***** EXTRACTED INFORMATION *****
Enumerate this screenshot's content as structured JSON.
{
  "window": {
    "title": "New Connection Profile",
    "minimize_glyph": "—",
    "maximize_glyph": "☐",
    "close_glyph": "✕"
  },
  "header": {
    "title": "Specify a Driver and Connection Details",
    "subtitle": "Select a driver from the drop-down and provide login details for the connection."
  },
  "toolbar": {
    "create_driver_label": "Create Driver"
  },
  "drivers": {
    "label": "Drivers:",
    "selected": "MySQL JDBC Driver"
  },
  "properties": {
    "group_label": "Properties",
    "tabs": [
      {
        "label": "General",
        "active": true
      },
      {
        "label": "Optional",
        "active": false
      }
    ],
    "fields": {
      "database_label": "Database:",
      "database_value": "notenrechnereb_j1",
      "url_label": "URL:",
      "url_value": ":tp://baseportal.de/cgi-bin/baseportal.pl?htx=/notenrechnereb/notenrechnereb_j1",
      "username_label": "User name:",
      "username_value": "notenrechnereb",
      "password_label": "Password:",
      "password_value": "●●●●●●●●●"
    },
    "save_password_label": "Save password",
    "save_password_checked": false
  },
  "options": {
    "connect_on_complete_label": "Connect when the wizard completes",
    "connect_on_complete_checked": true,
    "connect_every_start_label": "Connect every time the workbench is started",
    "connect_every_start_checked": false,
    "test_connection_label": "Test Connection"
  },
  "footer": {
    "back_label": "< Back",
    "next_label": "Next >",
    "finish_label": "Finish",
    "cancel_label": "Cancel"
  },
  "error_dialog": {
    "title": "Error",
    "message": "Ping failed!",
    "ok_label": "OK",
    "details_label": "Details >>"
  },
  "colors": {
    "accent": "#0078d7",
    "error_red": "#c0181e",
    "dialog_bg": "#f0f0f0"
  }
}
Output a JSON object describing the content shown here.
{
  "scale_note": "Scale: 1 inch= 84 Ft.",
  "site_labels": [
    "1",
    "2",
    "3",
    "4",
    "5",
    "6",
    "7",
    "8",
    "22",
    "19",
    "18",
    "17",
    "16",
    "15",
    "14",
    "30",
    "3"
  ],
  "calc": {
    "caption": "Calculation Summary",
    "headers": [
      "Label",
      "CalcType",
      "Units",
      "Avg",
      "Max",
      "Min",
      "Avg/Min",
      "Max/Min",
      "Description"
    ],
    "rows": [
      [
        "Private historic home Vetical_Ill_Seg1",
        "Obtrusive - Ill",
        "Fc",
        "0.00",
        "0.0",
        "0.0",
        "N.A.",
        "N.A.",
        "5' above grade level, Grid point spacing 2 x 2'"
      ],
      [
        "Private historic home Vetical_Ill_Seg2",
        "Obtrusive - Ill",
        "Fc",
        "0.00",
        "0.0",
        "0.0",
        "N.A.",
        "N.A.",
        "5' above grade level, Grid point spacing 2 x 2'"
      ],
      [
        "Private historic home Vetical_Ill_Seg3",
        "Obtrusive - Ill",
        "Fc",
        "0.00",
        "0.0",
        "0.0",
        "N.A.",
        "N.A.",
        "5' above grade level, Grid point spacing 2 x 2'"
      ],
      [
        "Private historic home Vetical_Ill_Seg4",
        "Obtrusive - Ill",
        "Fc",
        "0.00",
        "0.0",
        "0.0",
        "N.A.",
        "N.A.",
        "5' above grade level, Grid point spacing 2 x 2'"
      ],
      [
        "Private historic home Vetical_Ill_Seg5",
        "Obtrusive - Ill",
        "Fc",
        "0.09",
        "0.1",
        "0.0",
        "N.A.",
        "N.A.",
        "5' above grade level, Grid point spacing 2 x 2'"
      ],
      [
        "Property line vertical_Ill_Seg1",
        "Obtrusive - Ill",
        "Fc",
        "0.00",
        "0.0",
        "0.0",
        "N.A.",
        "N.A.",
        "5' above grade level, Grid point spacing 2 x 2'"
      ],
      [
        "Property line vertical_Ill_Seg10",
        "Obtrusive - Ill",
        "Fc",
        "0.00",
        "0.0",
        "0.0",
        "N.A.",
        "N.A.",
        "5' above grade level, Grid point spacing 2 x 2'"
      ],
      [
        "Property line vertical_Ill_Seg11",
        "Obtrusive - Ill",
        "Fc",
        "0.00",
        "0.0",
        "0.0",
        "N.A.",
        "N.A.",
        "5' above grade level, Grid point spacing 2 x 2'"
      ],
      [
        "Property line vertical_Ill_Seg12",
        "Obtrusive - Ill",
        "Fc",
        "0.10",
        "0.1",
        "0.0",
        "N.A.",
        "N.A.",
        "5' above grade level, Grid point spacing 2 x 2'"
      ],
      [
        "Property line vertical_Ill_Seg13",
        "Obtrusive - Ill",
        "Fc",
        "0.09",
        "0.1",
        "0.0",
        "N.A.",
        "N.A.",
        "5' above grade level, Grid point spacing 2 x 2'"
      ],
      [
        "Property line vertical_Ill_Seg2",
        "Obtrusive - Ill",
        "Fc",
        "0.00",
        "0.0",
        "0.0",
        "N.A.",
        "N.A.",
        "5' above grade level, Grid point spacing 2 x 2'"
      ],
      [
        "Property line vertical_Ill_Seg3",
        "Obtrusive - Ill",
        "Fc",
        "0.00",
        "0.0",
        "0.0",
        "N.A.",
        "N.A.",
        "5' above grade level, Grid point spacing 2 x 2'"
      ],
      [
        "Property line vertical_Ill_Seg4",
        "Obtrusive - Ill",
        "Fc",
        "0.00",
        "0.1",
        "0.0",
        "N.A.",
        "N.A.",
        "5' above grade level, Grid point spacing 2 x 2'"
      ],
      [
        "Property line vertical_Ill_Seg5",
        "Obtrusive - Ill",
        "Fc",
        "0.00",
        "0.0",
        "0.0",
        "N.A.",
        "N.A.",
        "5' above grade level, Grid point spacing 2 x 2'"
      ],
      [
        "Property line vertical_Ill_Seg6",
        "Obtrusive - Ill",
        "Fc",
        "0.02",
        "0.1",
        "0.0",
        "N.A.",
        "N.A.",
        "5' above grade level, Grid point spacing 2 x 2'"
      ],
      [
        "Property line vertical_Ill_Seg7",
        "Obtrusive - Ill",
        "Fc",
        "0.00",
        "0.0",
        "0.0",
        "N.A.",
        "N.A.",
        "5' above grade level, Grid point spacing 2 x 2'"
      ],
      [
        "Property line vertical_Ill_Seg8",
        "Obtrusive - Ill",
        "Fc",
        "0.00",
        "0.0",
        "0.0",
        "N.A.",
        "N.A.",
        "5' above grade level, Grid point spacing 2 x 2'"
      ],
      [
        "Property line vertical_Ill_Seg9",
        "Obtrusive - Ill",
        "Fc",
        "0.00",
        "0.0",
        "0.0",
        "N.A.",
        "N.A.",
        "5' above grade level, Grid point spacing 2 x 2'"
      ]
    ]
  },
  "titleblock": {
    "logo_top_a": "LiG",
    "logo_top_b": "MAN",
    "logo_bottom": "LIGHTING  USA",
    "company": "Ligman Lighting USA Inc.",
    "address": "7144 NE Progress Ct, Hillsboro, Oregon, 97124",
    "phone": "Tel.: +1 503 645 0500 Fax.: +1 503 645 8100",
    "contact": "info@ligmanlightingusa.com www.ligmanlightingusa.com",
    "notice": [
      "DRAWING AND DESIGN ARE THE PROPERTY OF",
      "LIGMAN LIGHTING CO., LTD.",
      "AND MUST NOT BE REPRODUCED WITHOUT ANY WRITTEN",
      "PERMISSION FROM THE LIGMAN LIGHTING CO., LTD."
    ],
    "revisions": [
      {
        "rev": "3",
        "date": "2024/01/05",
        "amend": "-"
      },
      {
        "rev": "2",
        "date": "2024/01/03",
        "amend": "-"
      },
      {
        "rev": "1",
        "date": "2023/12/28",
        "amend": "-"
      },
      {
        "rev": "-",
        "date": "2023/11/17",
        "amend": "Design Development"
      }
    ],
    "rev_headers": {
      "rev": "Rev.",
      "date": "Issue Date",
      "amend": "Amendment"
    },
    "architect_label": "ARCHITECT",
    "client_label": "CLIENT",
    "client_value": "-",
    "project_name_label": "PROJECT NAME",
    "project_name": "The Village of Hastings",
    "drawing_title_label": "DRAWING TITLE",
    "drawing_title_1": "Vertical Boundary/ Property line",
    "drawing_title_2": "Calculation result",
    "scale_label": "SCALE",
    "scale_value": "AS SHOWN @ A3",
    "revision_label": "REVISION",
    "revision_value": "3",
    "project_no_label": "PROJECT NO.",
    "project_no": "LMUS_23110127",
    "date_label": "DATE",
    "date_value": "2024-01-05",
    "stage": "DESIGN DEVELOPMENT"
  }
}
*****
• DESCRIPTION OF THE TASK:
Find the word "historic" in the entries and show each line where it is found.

• TASK RESULT:
        "Private historic home Vetical_Ill_Seg1",
        "Private historic home Vetical_Ill_Seg2",
        "Private historic home Vetical_Ill_Seg3",
        "Private historic home Vetical_Ill_Seg4",
        "Private historic home Vetical_Ill_Seg5",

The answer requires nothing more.